The rest of the week was spent behind the glass. We couldn’t look enough. It was hard to believe that we couldn’t spot a single bomber. We never quit looking, though, and I was proud of our effort. It’s what it takes.

We put some mileage on over the week getting into good vantage points to glass and went over some terrain that had some precarious footing! Be careful out there, always!

Somewhere along the midpoint of the hunt it snowed a skiff and got a bit cooler. Nights in New Mexico can by crystal clear, and if you think there are a lot of stars in the night sky east of the Mississippi try being west of the Rio Grande! On the final day of the season I pulled out my lucky jacket and hoped it would help turn up a big ‘un! My favorite color is blaze orange!

The time flew by for sure. We only turned up one shed that we could retrieve. It is sitting atop my killing machine, a Browning BAR .243 with a big Swaro up top. And yes, the glass cost more than the gun. Way more. ‘Nuf said, my wife will probably read this!

One of the things I like to do every year, and you probably do too, is to tweak my gear. I had a wrist compass that I was impressed with and that really came in handy, especially in new country and on cloudy days when the sun was hidden. It's just an easy way to keep directions in front of you without pulling out a compass. I wear a watch that has a light to check time 24/7, and now I will be wearing this wrist compass. It is a good piece of gear for sure. I will let you find the name of it on the internet!

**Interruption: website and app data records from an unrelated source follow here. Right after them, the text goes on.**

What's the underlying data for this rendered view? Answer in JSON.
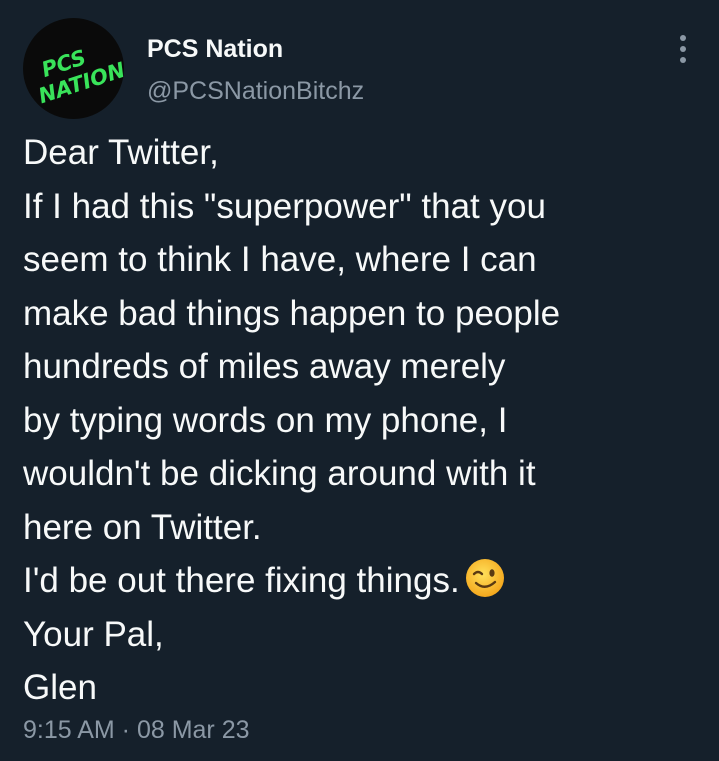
{
  "user": {
    "display_name": "PCS Nation",
    "handle": "@PCSNationBitchz",
    "avatar_text_top": "PCS",
    "avatar_text_bottom": "NATION",
    "avatar_accent_color": "#39e35a"
  },
  "menu": {
    "icon": "more-vertical-icon"
  },
  "tweet": {
    "lines": [
      "Dear Twitter,",
      "If I had this \"superpower\" that you",
      "seem to think I have, where I can",
      "make bad things happen to people",
      "hundreds of miles away merely",
      "by typing words on my phone, I",
      "wouldn't be dicking around with it",
      "here on Twitter.",
      "I'd be out there fixing things.",
      "Your Pal,",
      "Glen"
    ],
    "emoji": "winking-face-emoji"
  },
  "meta": {
    "timestamp": "9:15 AM · 08 Mar 23"
  },
  "colors": {
    "background": "#15202b",
    "primary_text": "#f7f9f9",
    "secondary_text": "#8b98a5"
  }
}
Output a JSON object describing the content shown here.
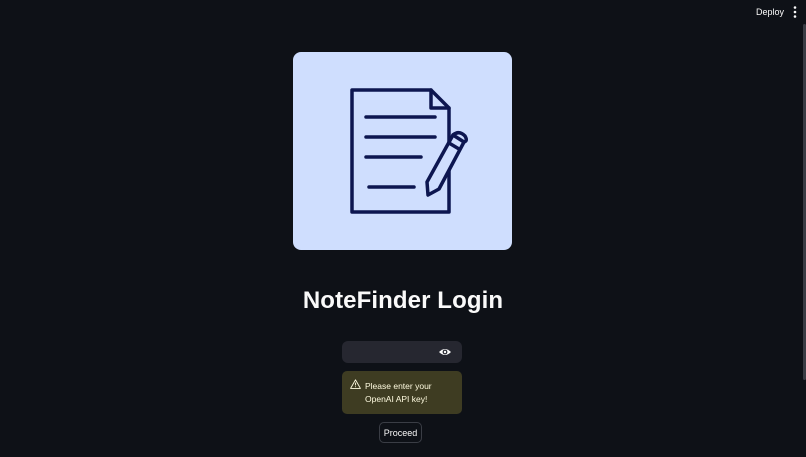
{
  "header": {
    "deploy_label": "Deploy",
    "menu_icon": "vertical-dots-icon"
  },
  "hero": {
    "icon": "document-with-pencil-icon",
    "background": "#cfdefe",
    "stroke": "#0d1650"
  },
  "login": {
    "title": "NoteFinder Login",
    "api_key_input": {
      "value": "",
      "placeholder": "",
      "toggle_icon": "eye-icon"
    },
    "warning": {
      "icon": "warning-triangle-icon",
      "text": "Please enter your OpenAI API key!"
    },
    "proceed_label": "Proceed"
  },
  "colors": {
    "background": "#0e1117",
    "input_bg": "#262730",
    "warning_bg": "#3e3c22",
    "warning_text": "#fffbe0"
  }
}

In the waning hours of the day when my guide said we were heading into the best place on the last day to glass my spirits were high. I was happy with our sweat, our effort, and our time management. Tag soup to me means nothing. If I were not to see a deer to shoot, I still would have been impressed with the unit and the deer there. Don’t get me wrong, there ARE big deer in that unit. There are a trillion places for them to hide. There are bombers there. The rut was still weeks off, and they were heavy and laying up in the all of the places that allowed them to become bombers in the first place. There are deer everywhere in that unit. If New Mexico allowed rut hunting, they could charge big money! As the afternoon wore on and we were getting to the last ridge of the hunt I spotted a couple of white butts on “girls” up on the ridge, and upon further review, low and behold what was coming over the ridge but a set of horns. Dang, just my luck to have a little wide 3-point in the crosshairs up on that far ridge. At the sound of the shot he took off running, but I knew he wasn’t going far. It was the last wide-open sprint of his life.

I will apologize for the messy picture in advance. I harp on others to clean up their animals at the kill site for picture taking because I hate nothing more than seeing great bucks on garage floors or laying in pickup beds, but this wasn’t to be. I donated the meat to a good charity, but the horns will go on the wall.

New Mexico was a special place. Hanging this Mulie on the wall will help me remember it. In a unique way, this buck was a bomber. Last day, last canyon, last hour. I know Dad was smiling from above!

Click below to see web story examples!

Hunting Memories
Hunting Memories
story imagestory imagestory imagestory imagestory imagestory imagestory imagestory imagestory imagestory imagestory imagestory imagestory imagestory imagestory imagestory imagestory imagestory imagestory imagestory imagestory image